Filipinos flock to Facebook for yearly Catholic feast of Black Nazarene

Filipinos flock to Facebook for yearly Catholic feast of Black Nazarene

SOME FILIPINOS turned to Facebook to avoid the crowd and coronavirus during the return of the Black Nazarene procession in Manila, where more than 6 million devotees took part, after a three-year break, according to research firm Capstone-Intel Corp.

The annual Catholic feast of the Black Nazarene, an idol of Jesus believed to have healing powers, got a 701,025 engagement score with 2,566 total posts, yielding 3.4 million reactions on the social media platform, Capstone-Intel said in a statement on Wednesday.

“Facebook love” accounted for 64.5% of the total reactions at 2.2 million, followed by 1.2 million likes (35.2%), “Facebook haha” at 4,795 (0.1%), “Facebook wow” with 2,144 (0.1%), “Facebook sad” with 1,808 (0.1%) and “Facebook angry” with 748 reactions, Capstone-Intel said.

“More Filipinos are now using the digital space to practice their faith, and looking at the data, a significant number of devotees have been taking their spirituality along with the changing digital landscape and accessibility to online platforms,” it said.

Aside from reaching 42.4 million people online in the Philippines, the feast also reached audiences in Syria (3.9 million), France (541,096), the United States (137,052), India (52,346), Russia (47,092), the United Kingdom (24,312), Canada (15,665), Australia (11,637) and Ukraine (9,352), Capstone-Intel said.

Meanwhile, small entrepreneurs took advantage of the procession to sell their wares.

Mae de los Reyes and her relatives, based in the district of Tondo, Manila sold hand-printed face towels bearing the image of the Black Nazarene.

“We spent P18 to produce each towel,” she said in an interview near Quiapo Church. “Initially, we were selling each towel for P25, but we decided to cut the price to P20 each.”

Unsold items would be sold online after the feast, she said.

“It’s a season that creates a surge in demand for the products of small-scale businesses,” John Paolo R. Rivera, an economist at the Asian Institute of Management, said in a Facebook Messenger chat. “Revenues from the occasion may be equivalent to days or weeks of work.”

Errol Jarapa from Quezon City sold calendars with the image of the Black Nazarene for P160 each, earning P60. Unsold items would be returned to the owner of a printing press, he said.

“The continued reopening of the economy toward greater normalcy has benefitted micro, small and medium enterprises, especially those that were hit hard by the pandemic,” Michael M. Ricafort, chief economist at Rizal Commercial Banking Corp., said via Messenger chat.

“The resumption of religious festivities such as the Black Nazarene feast helps generate more sales, earnings and employment for more people.”

Marites Arevalo, a 46-year old vendor from Caloocan City, had sold 3,000 leis of sampaguita by 3 p.m. and was expecting to earn P2,000.

“After the feast, I’m back to doing house-to-house selling in our community,” she said. “I go to Quiapo every Nazareno feast to sell Sampaguita because there are so many people.”

“Filipinos have a very tangible faith,” said Jairus D. Espiritu, a philosophy lecturer at Mapua University, noting that touching images of saints is part of their worship.

“Some scholars would argue that these practices are remnants of an animistic past,” he said in a Messenger chat. “Perhaps they are, but it is undeniable that it has already taken a uniquely different form — one that is truly Filipino, but still Catholic.”

With a P25 capital, Dennis Tiron sold necklaces with a Black Nazarene pendant for as much P100 during the feast. “Overall, I spent P10,000 to buy these items wholesale.

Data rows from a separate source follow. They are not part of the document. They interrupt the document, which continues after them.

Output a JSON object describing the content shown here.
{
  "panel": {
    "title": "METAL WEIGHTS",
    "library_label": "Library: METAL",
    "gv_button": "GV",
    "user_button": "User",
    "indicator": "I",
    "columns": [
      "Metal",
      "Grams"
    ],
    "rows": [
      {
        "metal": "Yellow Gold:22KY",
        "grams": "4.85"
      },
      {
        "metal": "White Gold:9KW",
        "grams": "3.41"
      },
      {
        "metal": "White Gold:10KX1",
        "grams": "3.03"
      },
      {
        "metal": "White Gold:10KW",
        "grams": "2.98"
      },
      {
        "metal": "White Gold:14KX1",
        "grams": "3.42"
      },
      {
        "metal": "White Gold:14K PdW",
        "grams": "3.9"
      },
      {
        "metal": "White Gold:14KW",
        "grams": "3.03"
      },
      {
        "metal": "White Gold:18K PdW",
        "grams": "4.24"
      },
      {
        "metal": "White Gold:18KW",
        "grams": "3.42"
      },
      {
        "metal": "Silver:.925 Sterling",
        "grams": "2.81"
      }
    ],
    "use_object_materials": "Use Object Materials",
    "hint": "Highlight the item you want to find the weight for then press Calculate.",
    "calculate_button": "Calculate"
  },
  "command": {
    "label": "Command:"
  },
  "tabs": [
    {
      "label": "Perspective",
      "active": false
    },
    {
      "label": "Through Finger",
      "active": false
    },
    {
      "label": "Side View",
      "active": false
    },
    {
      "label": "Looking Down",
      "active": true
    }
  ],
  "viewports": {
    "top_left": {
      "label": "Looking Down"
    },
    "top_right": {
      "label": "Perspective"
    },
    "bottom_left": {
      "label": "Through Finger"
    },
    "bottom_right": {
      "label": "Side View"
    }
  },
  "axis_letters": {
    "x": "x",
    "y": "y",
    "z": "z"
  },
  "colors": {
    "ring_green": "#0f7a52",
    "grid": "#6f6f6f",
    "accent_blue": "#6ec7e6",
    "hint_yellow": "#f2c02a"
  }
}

I’m also expecting P10,000 or more in profit.” — Kyle Aristophere T. Atienza